**Exercise:** Please copy out the lines in the entries that contain "name".

** Listed entries follows **

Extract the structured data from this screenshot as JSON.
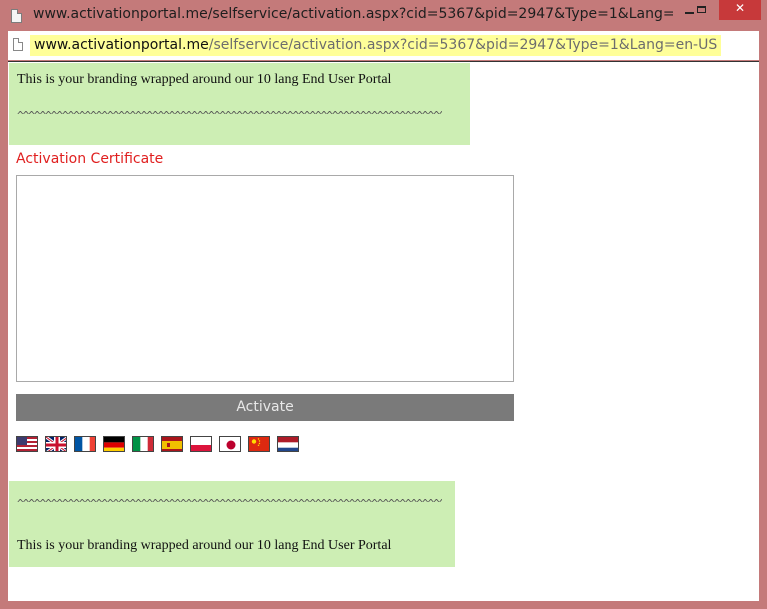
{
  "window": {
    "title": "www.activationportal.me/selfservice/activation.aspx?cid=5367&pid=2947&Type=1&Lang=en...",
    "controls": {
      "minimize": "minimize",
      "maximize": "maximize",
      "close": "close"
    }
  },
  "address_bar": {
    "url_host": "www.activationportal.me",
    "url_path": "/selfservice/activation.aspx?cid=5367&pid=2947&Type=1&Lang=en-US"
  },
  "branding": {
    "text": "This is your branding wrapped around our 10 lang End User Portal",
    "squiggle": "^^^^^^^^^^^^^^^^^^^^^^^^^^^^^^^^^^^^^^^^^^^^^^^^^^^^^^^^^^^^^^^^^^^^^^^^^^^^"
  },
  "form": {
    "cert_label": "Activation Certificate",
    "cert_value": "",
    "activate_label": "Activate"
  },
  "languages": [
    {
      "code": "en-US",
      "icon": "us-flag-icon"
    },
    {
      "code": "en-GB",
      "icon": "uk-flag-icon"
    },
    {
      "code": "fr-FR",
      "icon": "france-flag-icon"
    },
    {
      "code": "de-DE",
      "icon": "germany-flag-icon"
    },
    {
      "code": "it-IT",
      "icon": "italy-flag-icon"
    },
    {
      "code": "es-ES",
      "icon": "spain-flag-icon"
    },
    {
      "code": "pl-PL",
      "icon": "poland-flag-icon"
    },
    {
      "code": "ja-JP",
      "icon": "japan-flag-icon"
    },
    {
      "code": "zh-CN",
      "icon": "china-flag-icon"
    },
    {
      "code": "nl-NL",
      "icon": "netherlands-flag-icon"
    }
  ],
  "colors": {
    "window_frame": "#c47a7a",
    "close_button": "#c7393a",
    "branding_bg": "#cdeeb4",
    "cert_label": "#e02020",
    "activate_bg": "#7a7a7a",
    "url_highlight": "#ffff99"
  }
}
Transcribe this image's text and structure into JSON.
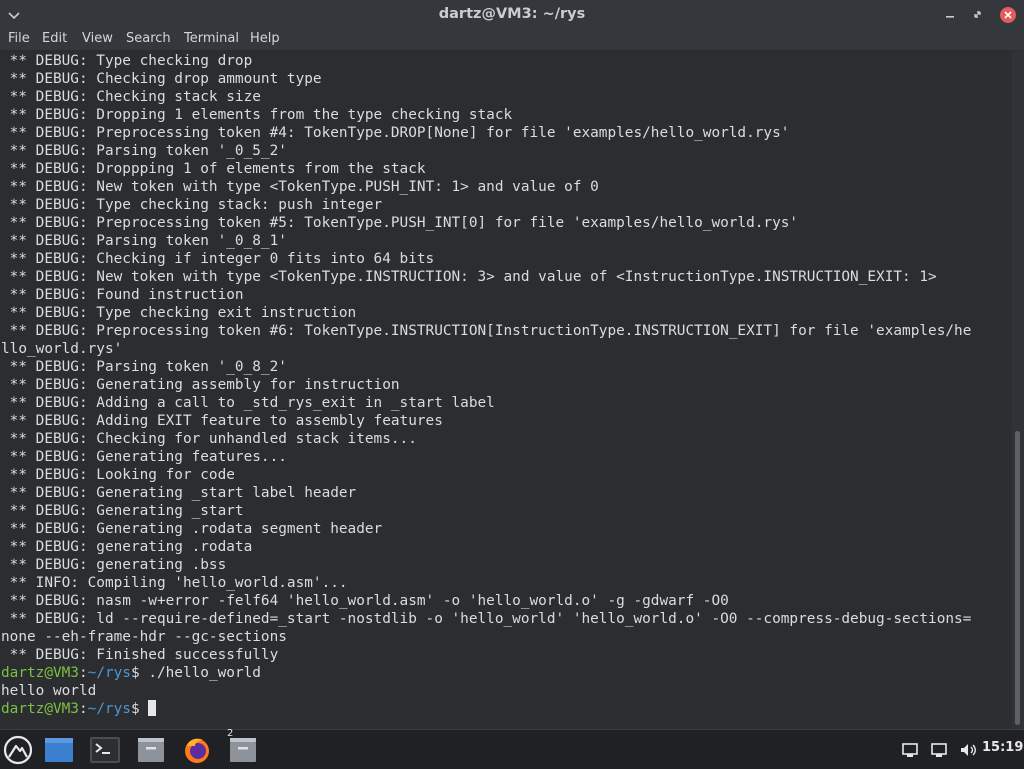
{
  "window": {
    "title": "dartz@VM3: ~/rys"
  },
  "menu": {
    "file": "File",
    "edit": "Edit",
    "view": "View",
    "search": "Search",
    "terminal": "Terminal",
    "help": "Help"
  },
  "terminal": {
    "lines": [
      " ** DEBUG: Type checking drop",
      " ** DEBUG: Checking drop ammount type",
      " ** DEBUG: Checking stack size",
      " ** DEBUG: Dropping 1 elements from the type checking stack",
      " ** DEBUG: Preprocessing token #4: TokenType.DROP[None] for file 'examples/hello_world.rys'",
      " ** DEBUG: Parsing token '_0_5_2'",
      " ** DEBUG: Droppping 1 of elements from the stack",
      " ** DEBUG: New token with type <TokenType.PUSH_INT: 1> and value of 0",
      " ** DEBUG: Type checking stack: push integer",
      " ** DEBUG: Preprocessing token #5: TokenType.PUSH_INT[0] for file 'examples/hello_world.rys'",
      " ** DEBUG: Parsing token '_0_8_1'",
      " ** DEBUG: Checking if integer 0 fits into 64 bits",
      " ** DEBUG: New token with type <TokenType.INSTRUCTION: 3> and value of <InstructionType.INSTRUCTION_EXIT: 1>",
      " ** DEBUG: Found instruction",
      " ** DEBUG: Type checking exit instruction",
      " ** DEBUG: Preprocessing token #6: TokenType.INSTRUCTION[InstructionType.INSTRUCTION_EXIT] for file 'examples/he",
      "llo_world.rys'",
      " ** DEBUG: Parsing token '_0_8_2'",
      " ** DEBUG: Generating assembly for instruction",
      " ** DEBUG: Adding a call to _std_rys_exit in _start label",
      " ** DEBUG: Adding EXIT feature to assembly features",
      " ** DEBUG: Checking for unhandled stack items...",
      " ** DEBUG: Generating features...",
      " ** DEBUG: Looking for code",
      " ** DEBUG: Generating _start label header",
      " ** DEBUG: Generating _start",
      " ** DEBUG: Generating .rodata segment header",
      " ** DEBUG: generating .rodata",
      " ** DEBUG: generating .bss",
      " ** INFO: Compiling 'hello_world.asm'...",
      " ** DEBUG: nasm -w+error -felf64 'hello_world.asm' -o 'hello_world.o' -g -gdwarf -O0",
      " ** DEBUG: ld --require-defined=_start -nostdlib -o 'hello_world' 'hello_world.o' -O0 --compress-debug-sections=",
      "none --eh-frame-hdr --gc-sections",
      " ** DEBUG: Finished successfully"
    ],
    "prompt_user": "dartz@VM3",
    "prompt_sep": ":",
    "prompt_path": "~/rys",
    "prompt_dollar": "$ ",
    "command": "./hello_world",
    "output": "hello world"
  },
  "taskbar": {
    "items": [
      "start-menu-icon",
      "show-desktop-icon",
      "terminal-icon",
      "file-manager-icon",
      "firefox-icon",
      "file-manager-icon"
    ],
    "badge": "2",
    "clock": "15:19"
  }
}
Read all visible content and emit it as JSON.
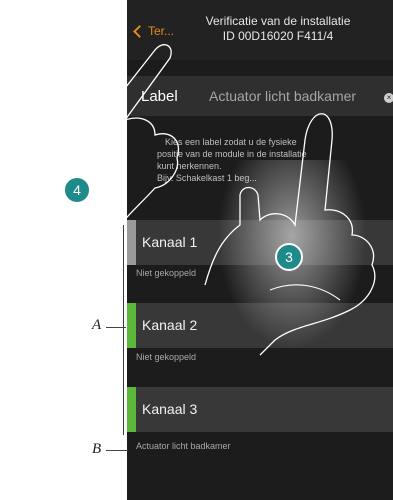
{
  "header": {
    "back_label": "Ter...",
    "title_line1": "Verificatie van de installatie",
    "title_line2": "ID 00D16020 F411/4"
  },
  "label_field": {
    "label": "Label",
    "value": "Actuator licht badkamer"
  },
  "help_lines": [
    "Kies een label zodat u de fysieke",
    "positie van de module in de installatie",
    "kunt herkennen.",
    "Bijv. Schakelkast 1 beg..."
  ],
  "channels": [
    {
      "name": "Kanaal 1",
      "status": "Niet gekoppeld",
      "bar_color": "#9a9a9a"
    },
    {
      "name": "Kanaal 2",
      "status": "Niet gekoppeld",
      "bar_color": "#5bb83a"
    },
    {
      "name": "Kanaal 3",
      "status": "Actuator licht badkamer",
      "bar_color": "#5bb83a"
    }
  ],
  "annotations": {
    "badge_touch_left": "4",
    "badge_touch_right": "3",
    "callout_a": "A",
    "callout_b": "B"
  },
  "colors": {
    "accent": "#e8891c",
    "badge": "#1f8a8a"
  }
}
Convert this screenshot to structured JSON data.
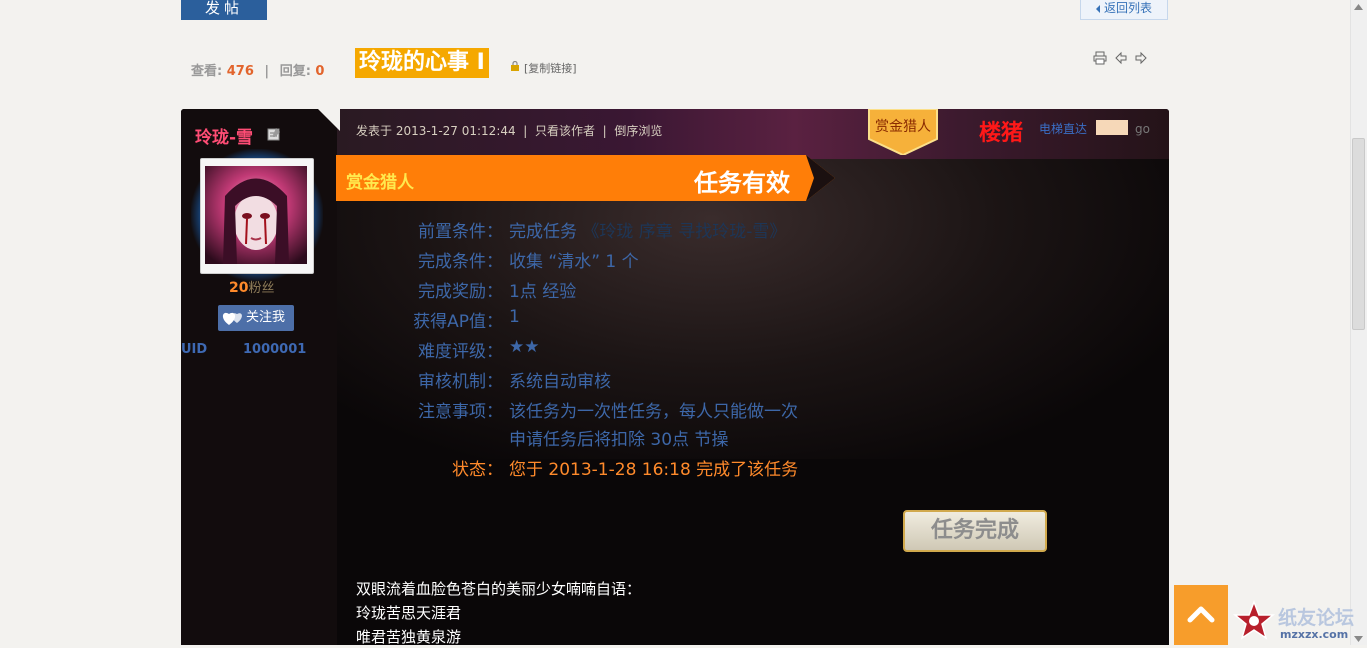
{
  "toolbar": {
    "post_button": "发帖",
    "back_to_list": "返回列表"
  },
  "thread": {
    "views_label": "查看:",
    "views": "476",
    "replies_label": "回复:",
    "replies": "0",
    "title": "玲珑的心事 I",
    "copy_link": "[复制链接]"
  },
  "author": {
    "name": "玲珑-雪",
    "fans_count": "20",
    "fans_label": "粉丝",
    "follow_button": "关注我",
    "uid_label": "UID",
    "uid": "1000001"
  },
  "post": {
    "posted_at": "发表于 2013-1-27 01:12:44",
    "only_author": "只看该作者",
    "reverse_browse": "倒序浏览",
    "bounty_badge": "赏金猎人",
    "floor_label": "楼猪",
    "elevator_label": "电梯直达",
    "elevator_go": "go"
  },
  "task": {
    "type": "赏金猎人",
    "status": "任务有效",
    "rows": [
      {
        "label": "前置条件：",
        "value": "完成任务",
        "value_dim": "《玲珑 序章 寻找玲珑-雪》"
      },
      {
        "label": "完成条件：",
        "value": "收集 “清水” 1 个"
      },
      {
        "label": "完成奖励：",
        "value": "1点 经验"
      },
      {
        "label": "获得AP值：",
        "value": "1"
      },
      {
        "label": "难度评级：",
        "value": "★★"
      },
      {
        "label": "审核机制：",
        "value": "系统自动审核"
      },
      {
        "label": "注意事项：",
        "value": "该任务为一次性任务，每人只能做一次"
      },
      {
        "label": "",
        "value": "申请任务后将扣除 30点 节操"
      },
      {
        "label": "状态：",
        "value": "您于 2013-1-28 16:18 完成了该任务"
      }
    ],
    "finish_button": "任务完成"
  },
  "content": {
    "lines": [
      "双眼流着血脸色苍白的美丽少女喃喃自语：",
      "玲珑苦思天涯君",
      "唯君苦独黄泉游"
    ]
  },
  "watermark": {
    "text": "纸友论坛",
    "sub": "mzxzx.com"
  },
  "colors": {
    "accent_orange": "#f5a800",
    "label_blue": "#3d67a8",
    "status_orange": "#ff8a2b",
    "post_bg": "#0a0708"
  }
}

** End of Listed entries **

**Written answer:**
      "name": "Kanaal 1",
      "name": "Kanaal 2",
      "name": "Kanaal 3",
    "name": "玲珑-雪",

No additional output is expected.